Two days after Michael Eisen received his Ph.D. from Harvard University in 1996, he got a call from an old friend. The friend had often heard Eisen claim that someday he wanted to be a baseball play-by-play announcer. "If you're serious," he told him, "there's a minor-league team in Tennessee that wants to talk with you."
Thirty hours later, Eisen was on a plane to Nashville. He rented a car at the airport and drove an hour south to the town of Columbia. "When I walked through the gates they handed me a roster and a microphone and said, 'You're on the air in ten minutes.'"
Eisen's summer as a radio announcer for the Columbia Mules didn't stop him from reporting for a postdoctoral fellowship in HHMI investigator Patrick O. Brown's lab at Stanford University in the fall. But broadcasting is an apt metaphor for the approach Eisen has taken to science: He constantly strives to ensure that advances made in his lab reach as broad an audience as possible, and he has created new opportunities for other researchers to do the same.
At Stanford, Eisen developed software and techniques to analyze data from DNA microarrays—tools invented in Brown's lab that are used to measure the activity of thousands of genes simultaneously. Microarrays are now used by many labs around the world and have been an important tool for determining distinct "genetic signatures" for diseases such as cancer. "We were generating data on a scale never generated before," says Eisen.
But sifting through the mountains of data that Brown's lab was collecting was only part of the challenge. What Eisen and his lab mates really needed was more biological context for their data. "When you're working on just one gene at a time, you can know everything there is to know about that gene," he says. "But when you shift to studying the entire genome, you can only know a tiny fraction of the relevant information you need to interpret an experiment."
Eisen and Brown decided that if they could place all the research articles that were relevant to a particular microarray experiment in a single online location, then interpreting the results would be much easier. "People recognized the value of the Internet as an information distribution medium, but they hadn't yet realized how valuable it would be if the information were searchable and immediately available," Eisen says. However, they quickly ran into a problem. Although more and more scientific publishers were posting their articles online, most were charging substantial fees for access.
Eisen and Brown realized that the only way to solve the problem was to get scientists to change the way they publish their findings. "Becoming a publisher was the last thing on our minds," says Eisen. "But we slowly became convinced that we needed to create a new model of scientific publishing and show people that it could work."
The result was the Public Library of Science (PLoS), which Eisen, Brown, and Nobel Prize–winning cancer biologist Harold Varmus cofounded in 2001. Now the publisher of seven online peer-reviewed scientific and medical journals, PLoS permits free, unrestricted use and distribution of the articles it publishes, as long as the original work is properly cited. Eisen says PLoS has demonstrated that open access is a logical way to take advantage of the Internet's capability to disseminate information to anyone who needs it.
The time and energy that Eisen devoted to launching PLoS have not detracted from his research career.
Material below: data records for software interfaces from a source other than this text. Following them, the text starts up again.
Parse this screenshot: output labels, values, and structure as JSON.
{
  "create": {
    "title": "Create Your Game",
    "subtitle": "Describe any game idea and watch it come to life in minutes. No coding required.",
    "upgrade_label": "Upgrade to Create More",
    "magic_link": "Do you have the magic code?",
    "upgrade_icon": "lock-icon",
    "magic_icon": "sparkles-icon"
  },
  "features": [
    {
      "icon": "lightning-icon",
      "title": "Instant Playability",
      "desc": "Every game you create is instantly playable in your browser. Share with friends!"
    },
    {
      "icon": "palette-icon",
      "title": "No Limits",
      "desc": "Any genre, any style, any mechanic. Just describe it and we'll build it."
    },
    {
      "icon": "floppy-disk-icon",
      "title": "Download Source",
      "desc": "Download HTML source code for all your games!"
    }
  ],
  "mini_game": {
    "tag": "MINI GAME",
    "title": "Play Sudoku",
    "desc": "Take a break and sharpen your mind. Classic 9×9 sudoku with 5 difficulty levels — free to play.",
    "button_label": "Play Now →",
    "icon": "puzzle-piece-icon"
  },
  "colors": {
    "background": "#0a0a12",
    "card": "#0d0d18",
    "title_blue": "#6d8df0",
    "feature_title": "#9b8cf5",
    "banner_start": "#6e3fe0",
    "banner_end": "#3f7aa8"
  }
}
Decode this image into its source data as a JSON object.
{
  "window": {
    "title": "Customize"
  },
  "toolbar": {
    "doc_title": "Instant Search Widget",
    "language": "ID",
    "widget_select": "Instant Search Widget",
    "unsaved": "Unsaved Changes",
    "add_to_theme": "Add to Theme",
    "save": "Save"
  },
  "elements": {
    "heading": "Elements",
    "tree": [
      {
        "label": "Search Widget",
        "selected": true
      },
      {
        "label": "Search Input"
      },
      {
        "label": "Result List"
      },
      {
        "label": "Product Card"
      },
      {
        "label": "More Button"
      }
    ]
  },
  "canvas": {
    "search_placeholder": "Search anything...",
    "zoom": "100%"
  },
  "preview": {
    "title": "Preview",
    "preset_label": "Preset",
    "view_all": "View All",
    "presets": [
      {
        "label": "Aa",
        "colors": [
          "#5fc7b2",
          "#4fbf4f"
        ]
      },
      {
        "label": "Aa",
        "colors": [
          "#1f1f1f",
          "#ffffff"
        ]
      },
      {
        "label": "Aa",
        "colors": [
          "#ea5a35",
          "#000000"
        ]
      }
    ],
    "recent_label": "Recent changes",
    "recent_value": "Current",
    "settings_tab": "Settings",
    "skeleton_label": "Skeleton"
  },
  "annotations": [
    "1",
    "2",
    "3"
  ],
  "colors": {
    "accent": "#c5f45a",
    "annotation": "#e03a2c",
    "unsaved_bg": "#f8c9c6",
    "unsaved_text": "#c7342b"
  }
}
Since 2000, he has been a computational and evolutionary biologist at the University of California, Berkeley and the Lawrence Berkeley National Laboratory. Eisen's lab, which includes geneticists, biochemists, biologists, ecologists, and computer scientists, uses fruit flies in the genus Drosophila as a model to study how the form and behavior of animals is determined by their genome sequences. Specifically, they are interested in the sequences that determine when genes are turned on and off during development—with the long-term goal of understanding how changes in these sequences alter how species look and act.
Realizing that patterns and principles are more likely to emerge when scientists compare the genomes of related species than by studying the stream of As, Ts, Gs, and Cs in a single genome, Eisen helped spur a major international effort to sequence the genomes of 12 species of Drosophila. His lab led the labor-intensive analysis of the data that project generated. The information from the "12 Genomes Project," published in 2007, is serving as a rich resource for Drosophila researchers.
Eisen's team analyzes these genomes, and those of other flies, and performs detailed experimental dissections of gene regulation in Drosophila embryos. "We are trying to take advantage of natural sequence variation," says Eisen. "You can think of these genomes as experiments that evolution has already done for you."
The function of regulatory DNA in fruit flies may seem far removed from medical applications, but Eisen insists that there is a "direct and important" link. "In just a few years, everyone will be able to know their genome sequence. At that point, a great challenge is going to be understanding the consequences of genetic variation. Our interest in the long run is to apply what we learn in Drosophila to understanding variation in the human genome."